_Exercise description_. Look for the word "View" in the entries below, then copy every line that has it.

_Data provided_.

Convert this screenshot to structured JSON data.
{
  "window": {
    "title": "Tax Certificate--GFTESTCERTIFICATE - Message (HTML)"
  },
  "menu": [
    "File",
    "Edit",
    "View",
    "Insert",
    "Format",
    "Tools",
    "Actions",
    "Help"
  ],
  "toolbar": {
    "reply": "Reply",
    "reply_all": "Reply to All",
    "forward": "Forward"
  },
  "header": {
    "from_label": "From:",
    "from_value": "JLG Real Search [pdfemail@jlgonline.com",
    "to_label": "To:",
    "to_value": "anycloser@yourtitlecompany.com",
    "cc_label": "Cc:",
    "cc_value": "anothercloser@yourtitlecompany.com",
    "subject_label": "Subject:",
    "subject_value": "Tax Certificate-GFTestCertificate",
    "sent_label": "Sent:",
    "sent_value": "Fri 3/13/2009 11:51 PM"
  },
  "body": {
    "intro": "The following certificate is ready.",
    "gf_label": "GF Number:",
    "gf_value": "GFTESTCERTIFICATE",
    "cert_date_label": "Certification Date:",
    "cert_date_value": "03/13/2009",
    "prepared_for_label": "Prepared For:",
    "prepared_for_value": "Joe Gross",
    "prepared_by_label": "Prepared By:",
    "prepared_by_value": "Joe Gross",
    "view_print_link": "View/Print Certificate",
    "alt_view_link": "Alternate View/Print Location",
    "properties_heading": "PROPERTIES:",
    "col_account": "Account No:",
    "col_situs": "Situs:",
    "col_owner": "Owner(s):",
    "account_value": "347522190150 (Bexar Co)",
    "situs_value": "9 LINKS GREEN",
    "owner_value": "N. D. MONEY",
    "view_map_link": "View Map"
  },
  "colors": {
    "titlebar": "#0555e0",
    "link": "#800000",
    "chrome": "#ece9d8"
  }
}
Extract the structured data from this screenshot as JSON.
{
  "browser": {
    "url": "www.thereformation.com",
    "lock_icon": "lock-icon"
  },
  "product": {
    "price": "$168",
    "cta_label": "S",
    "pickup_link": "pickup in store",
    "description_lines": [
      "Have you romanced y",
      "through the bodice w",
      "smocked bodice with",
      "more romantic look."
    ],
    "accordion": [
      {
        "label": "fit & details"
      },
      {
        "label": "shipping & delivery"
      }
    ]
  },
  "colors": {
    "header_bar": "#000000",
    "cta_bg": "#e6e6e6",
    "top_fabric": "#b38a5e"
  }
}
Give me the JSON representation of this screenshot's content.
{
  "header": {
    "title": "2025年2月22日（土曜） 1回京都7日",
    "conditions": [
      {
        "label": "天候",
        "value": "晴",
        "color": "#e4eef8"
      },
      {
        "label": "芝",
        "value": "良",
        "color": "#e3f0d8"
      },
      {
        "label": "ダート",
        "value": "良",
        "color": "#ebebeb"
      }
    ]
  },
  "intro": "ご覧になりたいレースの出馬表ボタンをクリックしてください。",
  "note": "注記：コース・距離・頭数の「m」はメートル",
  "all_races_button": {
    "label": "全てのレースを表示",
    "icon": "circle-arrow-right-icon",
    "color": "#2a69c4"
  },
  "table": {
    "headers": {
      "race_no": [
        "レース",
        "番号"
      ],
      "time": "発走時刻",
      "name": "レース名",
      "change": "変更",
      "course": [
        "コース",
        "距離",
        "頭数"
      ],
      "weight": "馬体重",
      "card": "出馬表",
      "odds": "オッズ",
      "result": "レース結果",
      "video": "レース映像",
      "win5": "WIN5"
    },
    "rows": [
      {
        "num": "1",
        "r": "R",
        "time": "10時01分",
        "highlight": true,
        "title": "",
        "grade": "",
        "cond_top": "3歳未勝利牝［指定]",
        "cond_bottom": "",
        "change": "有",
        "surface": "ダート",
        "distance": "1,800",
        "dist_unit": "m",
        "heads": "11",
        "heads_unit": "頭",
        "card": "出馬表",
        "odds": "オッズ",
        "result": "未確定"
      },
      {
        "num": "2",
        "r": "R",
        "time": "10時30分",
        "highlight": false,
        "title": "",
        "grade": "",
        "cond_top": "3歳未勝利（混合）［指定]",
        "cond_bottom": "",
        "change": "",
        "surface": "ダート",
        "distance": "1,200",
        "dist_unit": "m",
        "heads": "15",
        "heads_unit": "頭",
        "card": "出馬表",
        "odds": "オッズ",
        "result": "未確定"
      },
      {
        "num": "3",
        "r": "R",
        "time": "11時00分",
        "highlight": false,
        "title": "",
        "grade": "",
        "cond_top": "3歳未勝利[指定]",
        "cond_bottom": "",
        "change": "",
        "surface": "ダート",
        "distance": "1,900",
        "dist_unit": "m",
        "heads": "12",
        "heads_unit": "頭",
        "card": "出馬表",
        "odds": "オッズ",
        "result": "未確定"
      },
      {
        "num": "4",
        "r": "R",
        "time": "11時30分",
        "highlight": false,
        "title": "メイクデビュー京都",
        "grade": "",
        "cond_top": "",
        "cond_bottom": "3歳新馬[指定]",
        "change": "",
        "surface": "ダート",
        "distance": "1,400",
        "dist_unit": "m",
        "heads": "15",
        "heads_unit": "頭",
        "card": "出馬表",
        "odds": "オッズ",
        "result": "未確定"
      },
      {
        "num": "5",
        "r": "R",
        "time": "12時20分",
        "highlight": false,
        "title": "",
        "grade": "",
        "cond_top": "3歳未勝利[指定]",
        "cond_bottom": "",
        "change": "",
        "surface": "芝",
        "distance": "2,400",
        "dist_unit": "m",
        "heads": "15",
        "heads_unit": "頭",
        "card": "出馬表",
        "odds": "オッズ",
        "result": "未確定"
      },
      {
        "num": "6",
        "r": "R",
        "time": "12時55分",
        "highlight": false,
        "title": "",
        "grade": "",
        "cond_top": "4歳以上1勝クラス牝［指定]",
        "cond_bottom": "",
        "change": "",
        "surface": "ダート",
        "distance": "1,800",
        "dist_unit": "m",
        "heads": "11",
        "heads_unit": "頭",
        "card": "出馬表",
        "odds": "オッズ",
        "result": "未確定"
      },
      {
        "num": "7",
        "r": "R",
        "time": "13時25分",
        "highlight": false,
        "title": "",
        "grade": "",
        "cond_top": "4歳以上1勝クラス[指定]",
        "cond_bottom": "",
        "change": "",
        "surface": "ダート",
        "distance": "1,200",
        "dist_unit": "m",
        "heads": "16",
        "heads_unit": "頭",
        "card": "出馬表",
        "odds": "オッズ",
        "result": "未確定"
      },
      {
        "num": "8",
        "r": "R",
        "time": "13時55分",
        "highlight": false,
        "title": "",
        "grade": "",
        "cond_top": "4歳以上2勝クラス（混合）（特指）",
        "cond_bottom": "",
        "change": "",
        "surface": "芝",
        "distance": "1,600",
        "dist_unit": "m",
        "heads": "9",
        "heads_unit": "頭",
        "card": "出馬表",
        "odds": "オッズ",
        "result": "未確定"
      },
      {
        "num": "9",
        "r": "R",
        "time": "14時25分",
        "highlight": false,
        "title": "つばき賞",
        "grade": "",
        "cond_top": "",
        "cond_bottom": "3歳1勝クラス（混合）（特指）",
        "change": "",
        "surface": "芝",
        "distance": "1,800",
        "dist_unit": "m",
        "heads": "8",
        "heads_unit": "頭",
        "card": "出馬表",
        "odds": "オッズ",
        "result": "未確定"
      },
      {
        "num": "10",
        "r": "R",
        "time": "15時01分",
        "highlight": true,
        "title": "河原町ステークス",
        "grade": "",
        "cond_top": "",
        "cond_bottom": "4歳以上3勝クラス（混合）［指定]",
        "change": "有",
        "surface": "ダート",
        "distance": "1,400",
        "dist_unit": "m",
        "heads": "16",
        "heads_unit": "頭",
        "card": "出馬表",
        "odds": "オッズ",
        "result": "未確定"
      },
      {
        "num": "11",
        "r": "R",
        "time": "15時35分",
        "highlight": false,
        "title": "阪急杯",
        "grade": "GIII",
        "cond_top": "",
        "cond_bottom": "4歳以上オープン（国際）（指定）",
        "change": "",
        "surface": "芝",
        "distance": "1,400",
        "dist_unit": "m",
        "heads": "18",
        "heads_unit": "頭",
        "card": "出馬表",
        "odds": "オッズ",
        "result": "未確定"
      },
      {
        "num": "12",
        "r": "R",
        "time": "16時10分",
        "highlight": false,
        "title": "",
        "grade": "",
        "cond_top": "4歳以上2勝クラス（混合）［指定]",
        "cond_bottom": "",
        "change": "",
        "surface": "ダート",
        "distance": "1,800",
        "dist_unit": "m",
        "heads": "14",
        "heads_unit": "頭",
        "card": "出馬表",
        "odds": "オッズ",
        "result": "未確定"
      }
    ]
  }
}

_The completed task_.
    "View",
    "view_print_link": "View/Print Certificate",
    "alt_view_link": "Alternate View/Print Location",
    "view_map_link": "View Map"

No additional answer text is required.